Sometimes we struggled through music for this performance or the drama of the rehearsal where nothing worked.
We’ve come together to honor the memory of a friend, for whom his music was his life. Here, in this congregation joined to celebrate the memory of a friend, are the strands of his life and our own.
As our voices blend at the funeral, I don’t remember the bad rehearsals. I do remember the joy we had when we sang together and things worked – the Hallelujah Chorus. The a capella “Panis Angelicus.”
Our singing is our final tribute, our final farewell to a musician friend. Every line of every song has new purpose.
It feels like The Sound of Music, when the Trapp family sings “So Long, Farewell, auf Wiedersehen, Good-bye.”
At the funeral, we each sing our own final personal tribute. When the music ends, we wish each other a final good-bye in the parking lot. Our lives, once joined together, have ventured on different paths.
This good-bye is no more final than the one we said to our friend who died.
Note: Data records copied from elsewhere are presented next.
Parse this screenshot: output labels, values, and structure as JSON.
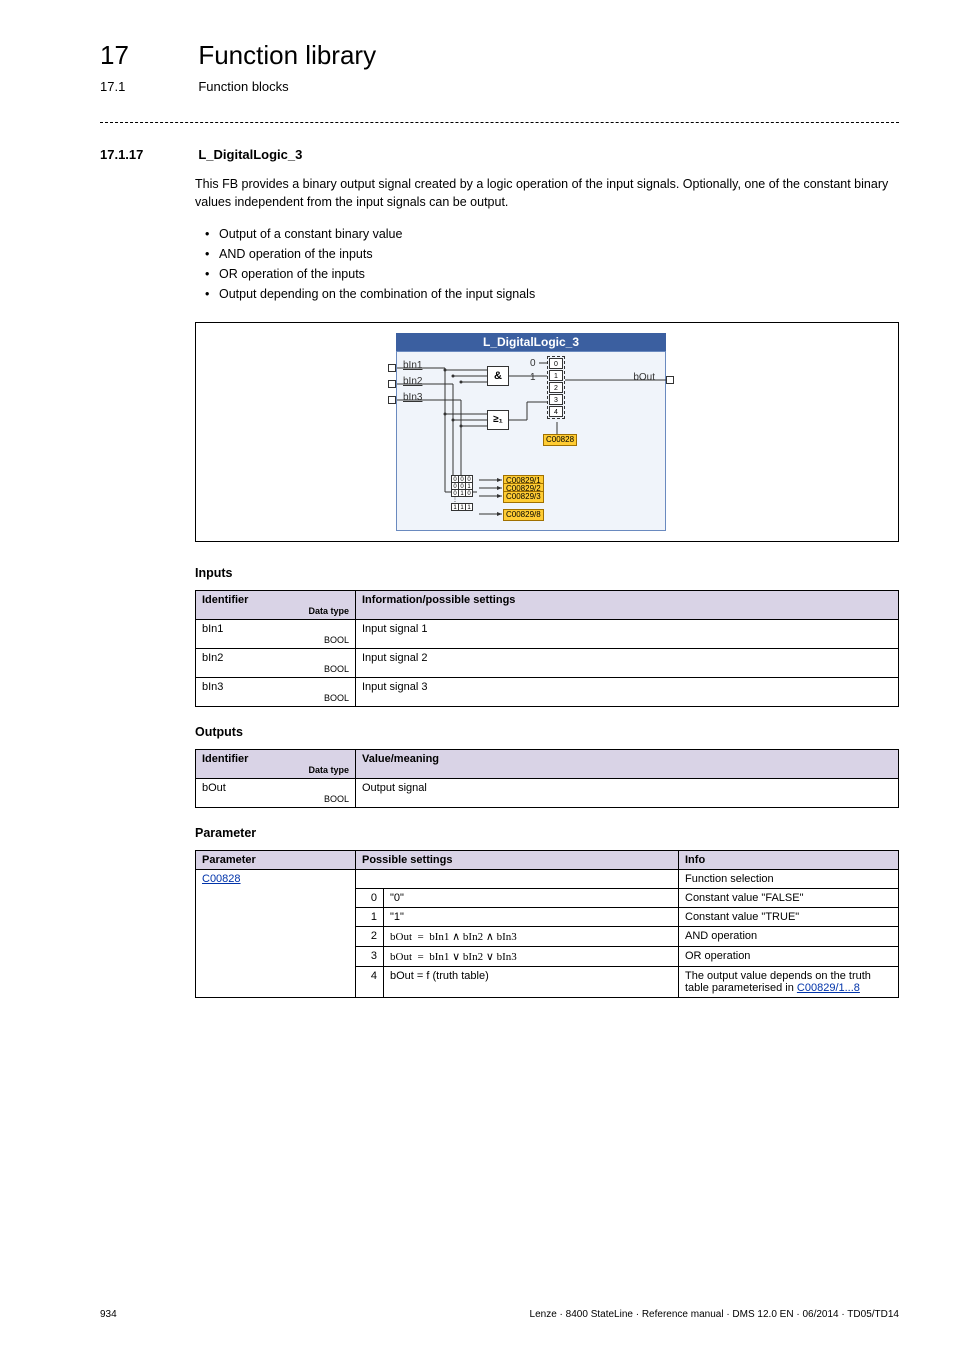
{
  "header": {
    "chapter_num": "17",
    "chapter_title": "Function library",
    "sub_num": "17.1",
    "sub_title": "Function blocks"
  },
  "section": {
    "num": "17.1.17",
    "title": "L_DigitalLogic_3"
  },
  "intro": "This FB provides a binary output signal created by a logic operation of the input signals. Optionally, one of the constant binary values independent from the input signals can be output.",
  "bullets": [
    "Output of a constant binary value",
    "AND operation of the inputs",
    "OR operation of the inputs",
    "Output depending on the combination of the input signals"
  ],
  "diagram": {
    "title": "L_DigitalLogic_3",
    "in1": "bIn1",
    "in2": "bIn2",
    "in3": "bIn3",
    "out": "bOut",
    "and": "&",
    "or": "≥₁",
    "zero": "0",
    "one": "1",
    "mux0": "0",
    "mux1": "1",
    "mux2": "2",
    "mux3": "3",
    "mux4": "4",
    "p_sel": "C00828",
    "p_tt1": "C00829/1",
    "p_tt2": "C00829/2",
    "p_tt3": "C00829/3",
    "p_tt8": "C00829/8"
  },
  "tables": {
    "inputs_heading": "Inputs",
    "inputs_th_id": "Identifier",
    "inputs_th_dt": "Data type",
    "inputs_th_info": "Information/possible settings",
    "in1_id": "bIn1",
    "in1_dt": "BOOL",
    "in1_info": "Input signal 1",
    "in2_id": "bIn2",
    "in2_dt": "BOOL",
    "in2_info": "Input signal 2",
    "in3_id": "bIn3",
    "in3_dt": "BOOL",
    "in3_info": "Input signal 3",
    "outputs_heading": "Outputs",
    "outputs_th_id": "Identifier",
    "outputs_th_dt": "Data type",
    "outputs_th_info": "Value/meaning",
    "out_id": "bOut",
    "out_dt": "BOOL",
    "out_info": "Output signal",
    "param_heading": "Parameter",
    "param_th_p": "Parameter",
    "param_th_ps": "Possible settings",
    "param_th_info": "Info",
    "param_link": "C00828",
    "param_info": "Function selection",
    "r0_n": "0",
    "r0_ps": "\"0\"",
    "r0_info": "Constant value \"FALSE\"",
    "r1_n": "1",
    "r1_ps": "\"1\"",
    "r1_info": "Constant value \"TRUE\"",
    "r2_n": "2",
    "r2_ps_a": "bOut",
    "r2_ps_b": "bIn1 ∧ bIn2 ∧ bIn3",
    "r2_info": "AND operation",
    "r3_n": "3",
    "r3_ps_a": "bOut",
    "r3_ps_b": "bIn1 ∨ bIn2 ∨ bIn3",
    "r3_info": "OR operation",
    "r4_n": "4",
    "r4_ps": "bOut = f (truth table)",
    "r4_info_a": "The output value depends on the truth table parameterised in ",
    "r4_info_link": "C00829/1...8"
  },
  "footer": {
    "page": "934",
    "doc": "Lenze · 8400 StateLine · Reference manual · DMS 12.0 EN · 06/2014 · TD05/TD14"
  }
}
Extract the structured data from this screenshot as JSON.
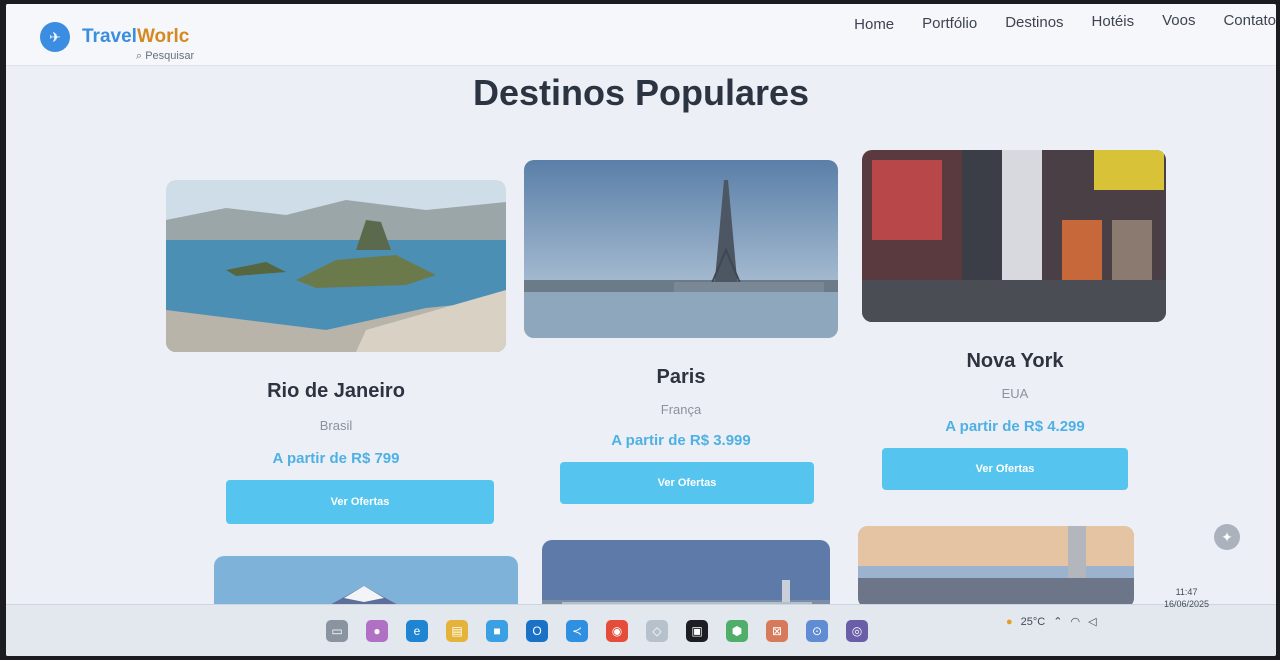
{
  "header": {
    "logo_part1": "Travel",
    "logo_part2": "Worlc",
    "nav": [
      "Home",
      "Portfólio",
      "Destinos",
      "Hotéis",
      "Voos",
      "Contato"
    ]
  },
  "page_title": "Destinos Populares",
  "cards": [
    {
      "city": "Rio de Janeiro",
      "country": "Brasil",
      "price": "A partir de R$ 799",
      "button": "Ver Ofertas"
    },
    {
      "city": "Paris",
      "country": "França",
      "price": "A partir de R$ 3.999",
      "button": "Ver Ofertas"
    },
    {
      "city": "Nova York",
      "country": "EUA",
      "price": "A partir de R$ 4.299",
      "button": "Ver Ofertas"
    }
  ],
  "taskbar": {
    "search_placeholder": "Pesquisar",
    "temperature": "25°C",
    "time": "11:47",
    "date": "16/06/2025"
  },
  "colors": {
    "accent": "#55c4ee",
    "price": "#4fb0e3",
    "logo_blue": "#3a8de0",
    "logo_orange": "#d48a20"
  }
}
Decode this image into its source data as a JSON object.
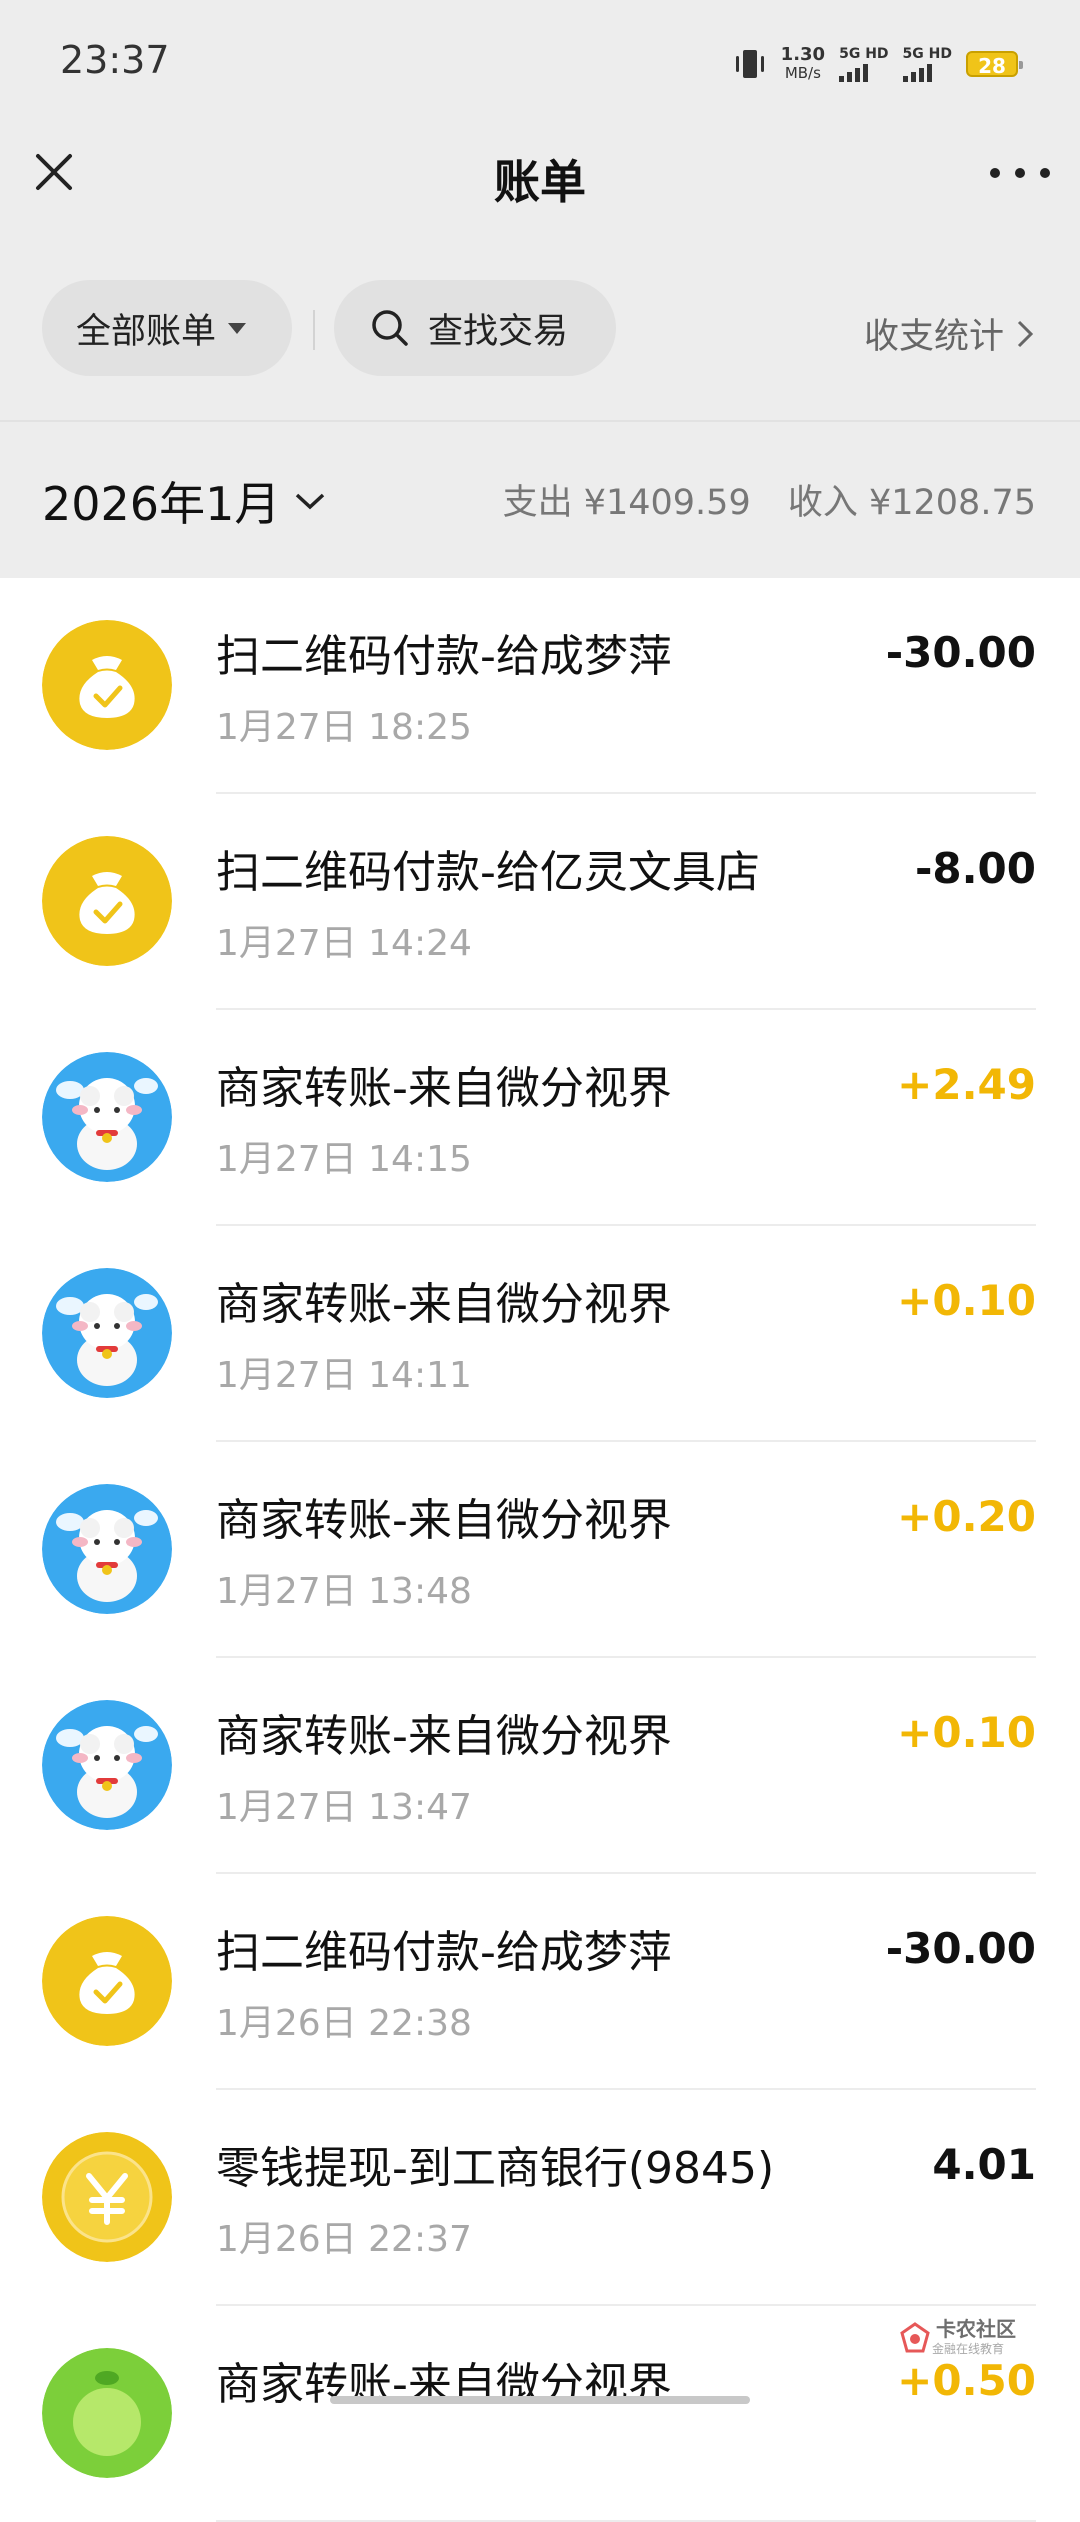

Our worlds will touch again in the future. We will sing together again. Hopefully not just at funerals.
Perhaps when I sing my Alleluia and you sing your Amazing Grace, in our separate lives, we can remember each other and sing them together in our hearts.
The So Long Farewell isn’t final. It’s just awhile -
Till we meet again.